Retype every record exactly as it appears.

(Web page and app entries)
################
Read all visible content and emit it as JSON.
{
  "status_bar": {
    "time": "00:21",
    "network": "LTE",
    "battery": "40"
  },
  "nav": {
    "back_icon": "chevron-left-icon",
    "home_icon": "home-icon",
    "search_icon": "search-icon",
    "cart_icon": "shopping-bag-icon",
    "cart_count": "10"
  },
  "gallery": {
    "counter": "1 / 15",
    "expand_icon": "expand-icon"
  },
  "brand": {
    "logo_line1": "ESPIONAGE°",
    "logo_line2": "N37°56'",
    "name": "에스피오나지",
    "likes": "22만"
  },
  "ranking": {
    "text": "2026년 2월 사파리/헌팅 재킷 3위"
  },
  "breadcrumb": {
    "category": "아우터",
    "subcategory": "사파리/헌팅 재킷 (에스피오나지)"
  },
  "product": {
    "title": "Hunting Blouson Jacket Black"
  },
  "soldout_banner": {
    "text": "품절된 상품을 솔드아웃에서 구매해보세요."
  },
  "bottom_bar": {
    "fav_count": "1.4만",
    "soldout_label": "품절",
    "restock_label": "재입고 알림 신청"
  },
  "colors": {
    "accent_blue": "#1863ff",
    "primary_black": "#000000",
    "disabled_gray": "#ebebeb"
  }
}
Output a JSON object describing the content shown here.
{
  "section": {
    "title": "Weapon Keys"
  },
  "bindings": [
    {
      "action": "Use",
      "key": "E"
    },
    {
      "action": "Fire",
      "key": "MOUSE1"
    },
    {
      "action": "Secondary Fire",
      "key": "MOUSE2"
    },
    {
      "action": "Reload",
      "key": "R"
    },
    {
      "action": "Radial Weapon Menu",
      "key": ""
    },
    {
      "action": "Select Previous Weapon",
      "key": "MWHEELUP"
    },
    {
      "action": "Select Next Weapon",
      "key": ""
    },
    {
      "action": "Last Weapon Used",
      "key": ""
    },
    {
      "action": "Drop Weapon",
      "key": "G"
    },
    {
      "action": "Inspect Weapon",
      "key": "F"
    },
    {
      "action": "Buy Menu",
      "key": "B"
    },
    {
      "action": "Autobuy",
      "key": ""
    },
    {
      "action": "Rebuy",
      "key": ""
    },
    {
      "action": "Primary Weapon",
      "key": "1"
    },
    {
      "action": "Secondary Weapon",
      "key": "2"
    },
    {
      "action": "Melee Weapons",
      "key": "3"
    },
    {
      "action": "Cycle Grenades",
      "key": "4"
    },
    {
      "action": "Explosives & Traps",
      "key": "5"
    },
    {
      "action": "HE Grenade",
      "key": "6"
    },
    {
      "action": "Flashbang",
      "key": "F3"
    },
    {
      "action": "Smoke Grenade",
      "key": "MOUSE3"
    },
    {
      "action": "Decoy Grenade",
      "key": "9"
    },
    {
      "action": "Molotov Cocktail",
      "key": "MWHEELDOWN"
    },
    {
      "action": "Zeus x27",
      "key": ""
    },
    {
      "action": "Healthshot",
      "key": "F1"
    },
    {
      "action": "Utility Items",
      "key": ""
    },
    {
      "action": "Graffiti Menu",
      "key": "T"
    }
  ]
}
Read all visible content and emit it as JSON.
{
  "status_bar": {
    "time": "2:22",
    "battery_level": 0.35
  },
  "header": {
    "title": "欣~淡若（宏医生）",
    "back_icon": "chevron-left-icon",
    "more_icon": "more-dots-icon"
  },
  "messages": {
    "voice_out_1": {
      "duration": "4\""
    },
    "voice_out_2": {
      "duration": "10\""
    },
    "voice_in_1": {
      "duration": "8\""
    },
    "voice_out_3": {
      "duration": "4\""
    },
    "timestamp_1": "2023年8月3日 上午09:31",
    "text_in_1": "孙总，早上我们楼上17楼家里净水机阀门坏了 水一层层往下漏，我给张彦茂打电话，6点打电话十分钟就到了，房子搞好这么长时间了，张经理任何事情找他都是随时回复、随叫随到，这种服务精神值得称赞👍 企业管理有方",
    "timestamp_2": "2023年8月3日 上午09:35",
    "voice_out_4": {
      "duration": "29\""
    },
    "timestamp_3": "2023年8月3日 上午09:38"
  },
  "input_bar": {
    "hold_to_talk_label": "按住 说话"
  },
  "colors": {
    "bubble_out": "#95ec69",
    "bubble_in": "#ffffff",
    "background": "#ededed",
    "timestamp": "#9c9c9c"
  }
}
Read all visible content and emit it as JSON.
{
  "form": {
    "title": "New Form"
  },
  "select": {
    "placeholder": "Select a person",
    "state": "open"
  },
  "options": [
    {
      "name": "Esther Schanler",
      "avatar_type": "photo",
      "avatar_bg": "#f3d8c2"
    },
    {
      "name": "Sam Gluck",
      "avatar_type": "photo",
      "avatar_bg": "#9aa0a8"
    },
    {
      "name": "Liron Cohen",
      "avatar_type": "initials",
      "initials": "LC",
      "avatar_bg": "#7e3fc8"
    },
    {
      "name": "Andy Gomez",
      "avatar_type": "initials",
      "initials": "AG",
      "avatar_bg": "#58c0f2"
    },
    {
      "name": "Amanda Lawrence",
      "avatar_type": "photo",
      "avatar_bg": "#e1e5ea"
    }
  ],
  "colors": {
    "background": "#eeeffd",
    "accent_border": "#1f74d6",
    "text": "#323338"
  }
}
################
ANSWER TO THE EXERCISE –
Read all visible content and emit it as JSON.
{
  "status_bar": {
    "time": "00:21",
    "network": "LTE",
    "battery": "40"
  },
  "nav": {
    "back_icon": "chevron-left-icon",
    "home_icon": "home-icon",
    "search_icon": "search-icon",
    "cart_icon": "shopping-bag-icon",
    "cart_count": "10"
  },
  "gallery": {
    "counter": "1 / 15",
    "expand_icon": "expand-icon"
  },
  "brand": {
    "logo_line1": "ESPIONAGE°",
    "logo_line2": "N37°56'",
    "name": "에스피오나지",
    "likes": "22만"
  },
  "ranking": {
    "text": "2026년 2월 사파리/헌팅 재킷 3위"
  },
  "breadcrumb": {
    "category": "아우터",
    "subcategory": "사파리/헌팅 재킷 (에스피오나지)"
  },
  "product": {
    "title": "Hunting Blouson Jacket Black"
  },
  "soldout_banner": {
    "text": "품절된 상품을 솔드아웃에서 구매해보세요."
  },
  "bottom_bar": {
    "fav_count": "1.4만",
    "soldout_label": "품절",
    "restock_label": "재입고 알림 신청"
  },
  "colors": {
    "accent_blue": "#1863ff",
    "primary_black": "#000000",
    "disabled_gray": "#ebebeb"
  }
}
Output a JSON object describing the content shown here.
{
  "section": {
    "title": "Weapon Keys"
  },
  "bindings": [
    {
      "action": "Use",
      "key": "E"
    },
    {
      "action": "Fire",
      "key": "MOUSE1"
    },
    {
      "action": "Secondary Fire",
      "key": "MOUSE2"
    },
    {
      "action": "Reload",
      "key": "R"
    },
    {
      "action": "Radial Weapon Menu",
      "key": ""
    },
    {
      "action": "Select Previous Weapon",
      "key": "MWHEELUP"
    },
    {
      "action": "Select Next Weapon",
      "key": ""
    },
    {
      "action": "Last Weapon Used",
      "key": ""
    },
    {
      "action": "Drop Weapon",
      "key": "G"
    },
    {
      "action": "Inspect Weapon",
      "key": "F"
    },
    {
      "action": "Buy Menu",
      "key": "B"
    },
    {
      "action": "Autobuy",
      "key": ""
    },
    {
      "action": "Rebuy",
      "key": ""
    },
    {
      "action": "Primary Weapon",
      "key": "1"
    },
    {
      "action": "Secondary Weapon",
      "key": "2"
    },
    {
      "action": "Melee Weapons",
      "key": "3"
    },
    {
      "action": "Cycle Grenades",
      "key": "4"
    },
    {
      "action": "Explosives & Traps",
      "key": "5"
    },
    {
      "action": "HE Grenade",
      "key": "6"
    },
    {
      "action": "Flashbang",
      "key": "F3"
    },
    {
      "action": "Smoke Grenade",
      "key": "MOUSE3"
    },
    {
      "action": "Decoy Grenade",
      "key": "9"
    },
    {
      "action": "Molotov Cocktail",
      "key": "MWHEELDOWN"
    },
    {
      "action": "Zeus x27",
      "key": ""
    },
    {
      "action": "Healthshot",
      "key": "F1"
    },
    {
      "action": "Utility Items",
      "key": ""
    },
    {
      "action": "Graffiti Menu",
      "key": "T"
    }
  ]
}
Read all visible content and emit it as JSON.
{
  "status_bar": {
    "time": "2:22",
    "battery_level": 0.35
  },
  "header": {
    "title": "欣~淡若（宏医生）",
    "back_icon": "chevron-left-icon",
    "more_icon": "more-dots-icon"
  },
  "messages": {
    "voice_out_1": {
      "duration": "4\""
    },
    "voice_out_2": {
      "duration": "10\""
    },
    "voice_in_1": {
      "duration": "8\""
    },
    "voice_out_3": {
      "duration": "4\""
    },
    "timestamp_1": "2023年8月3日 上午09:31",
    "text_in_1": "孙总，早上我们楼上17楼家里净水机阀门坏了 水一层层往下漏，我给张彦茂打电话，6点打电话十分钟就到了，房子搞好这么长时间了，张经理任何事情找他都是随时回复、随叫随到，这种服务精神值得称赞👍 企业管理有方",
    "timestamp_2": "2023年8月3日 上午09:35",
    "voice_out_4": {
      "duration": "29\""
    },
    "timestamp_3": "2023年8月3日 上午09:38"
  },
  "input_bar": {
    "hold_to_talk_label": "按住 说话"
  },
  "colors": {
    "bubble_out": "#95ec69",
    "bubble_in": "#ffffff",
    "background": "#ededed",
    "timestamp": "#9c9c9c"
  }
}
Read all visible content and emit it as JSON.
{
  "form": {
    "title": "New Form"
  },
  "select": {
    "placeholder": "Select a person",
    "state": "open"
  },
  "options": [
    {
      "name": "Esther Schanler",
      "avatar_type": "photo",
      "avatar_bg": "#f3d8c2"
    },
    {
      "name": "Sam Gluck",
      "avatar_type": "photo",
      "avatar_bg": "#9aa0a8"
    },
    {
      "name": "Liron Cohen",
      "avatar_type": "initials",
      "initials": "LC",
      "avatar_bg": "#7e3fc8"
    },
    {
      "name": "Andy Gomez",
      "avatar_type": "initials",
      "initials": "AG",
      "avatar_bg": "#58c0f2"
    },
    {
      "name": "Amanda Lawrence",
      "avatar_type": "photo",
      "avatar_bg": "#e1e5ea"
    }
  ],
  "colors": {
    "background": "#eeeffd",
    "accent_border": "#1f74d6",
    "text": "#323338"
  }
}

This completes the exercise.